[Excerpted data Boundary: Start]

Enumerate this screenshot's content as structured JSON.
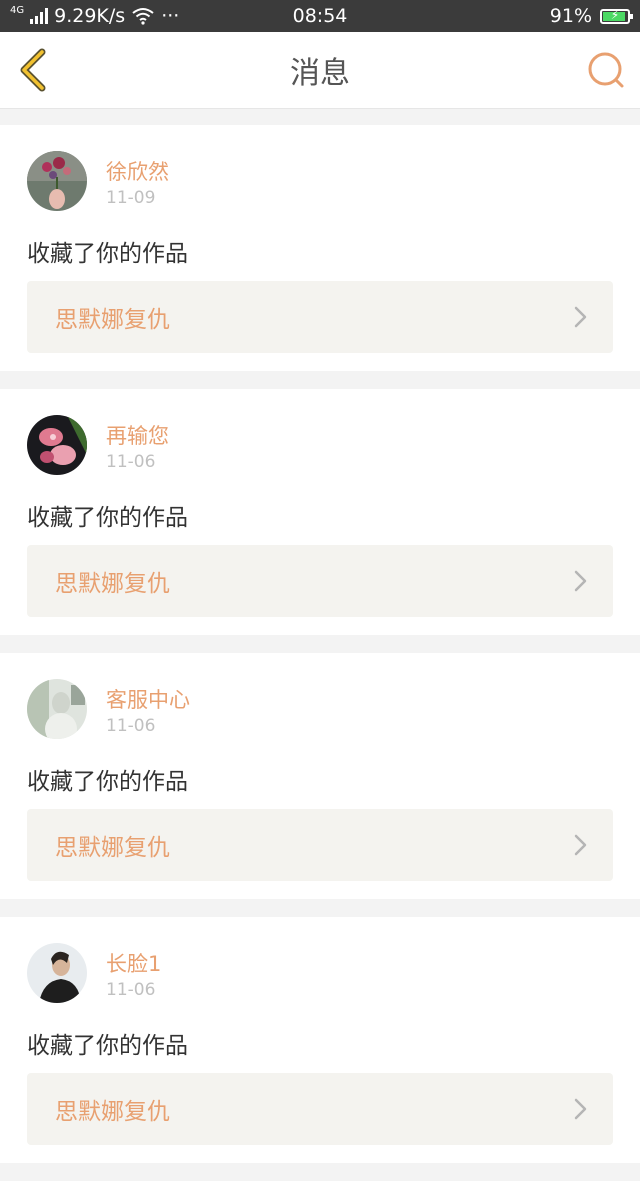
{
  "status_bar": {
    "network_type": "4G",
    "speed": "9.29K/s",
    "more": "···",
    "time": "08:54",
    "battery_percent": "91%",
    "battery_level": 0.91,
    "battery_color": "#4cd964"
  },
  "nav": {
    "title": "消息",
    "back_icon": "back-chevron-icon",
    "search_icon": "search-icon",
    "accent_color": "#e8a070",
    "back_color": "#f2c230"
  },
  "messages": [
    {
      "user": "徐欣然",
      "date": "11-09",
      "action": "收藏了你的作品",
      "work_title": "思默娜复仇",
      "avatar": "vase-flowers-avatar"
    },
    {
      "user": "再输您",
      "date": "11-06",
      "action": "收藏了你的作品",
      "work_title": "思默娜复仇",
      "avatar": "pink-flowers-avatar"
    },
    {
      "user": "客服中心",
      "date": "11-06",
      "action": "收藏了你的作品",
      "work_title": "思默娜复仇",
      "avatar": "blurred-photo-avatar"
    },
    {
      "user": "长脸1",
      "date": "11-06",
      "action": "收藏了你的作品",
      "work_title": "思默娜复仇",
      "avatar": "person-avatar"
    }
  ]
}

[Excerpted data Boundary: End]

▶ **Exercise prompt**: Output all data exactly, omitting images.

▶ **Expected answer**:
Enumerate this screenshot's content as structured JSON.
{
  "status_bar": {
    "network_type": "4G",
    "speed": "9.29K/s",
    "more": "···",
    "time": "08:54",
    "battery_percent": "91%",
    "battery_level": 0.91,
    "battery_color": "#4cd964"
  },
  "nav": {
    "title": "消息",
    "back_icon": "back-chevron-icon",
    "search_icon": "search-icon",
    "accent_color": "#e8a070",
    "back_color": "#f2c230"
  },
  "messages": [
    {
      "user": "徐欣然",
      "date": "11-09",
      "action": "收藏了你的作品",
      "work_title": "思默娜复仇",
      "avatar": "vase-flowers-avatar"
    },
    {
      "user": "再输您",
      "date": "11-06",
      "action": "收藏了你的作品",
      "work_title": "思默娜复仇",
      "avatar": "pink-flowers-avatar"
    },
    {
      "user": "客服中心",
      "date": "11-06",
      "action": "收藏了你的作品",
      "work_title": "思默娜复仇",
      "avatar": "blurred-photo-avatar"
    },
    {
      "user": "长脸1",
      "date": "11-06",
      "action": "收藏了你的作品",
      "work_title": "思默娜复仇",
      "avatar": "person-avatar"
    }
  ]
}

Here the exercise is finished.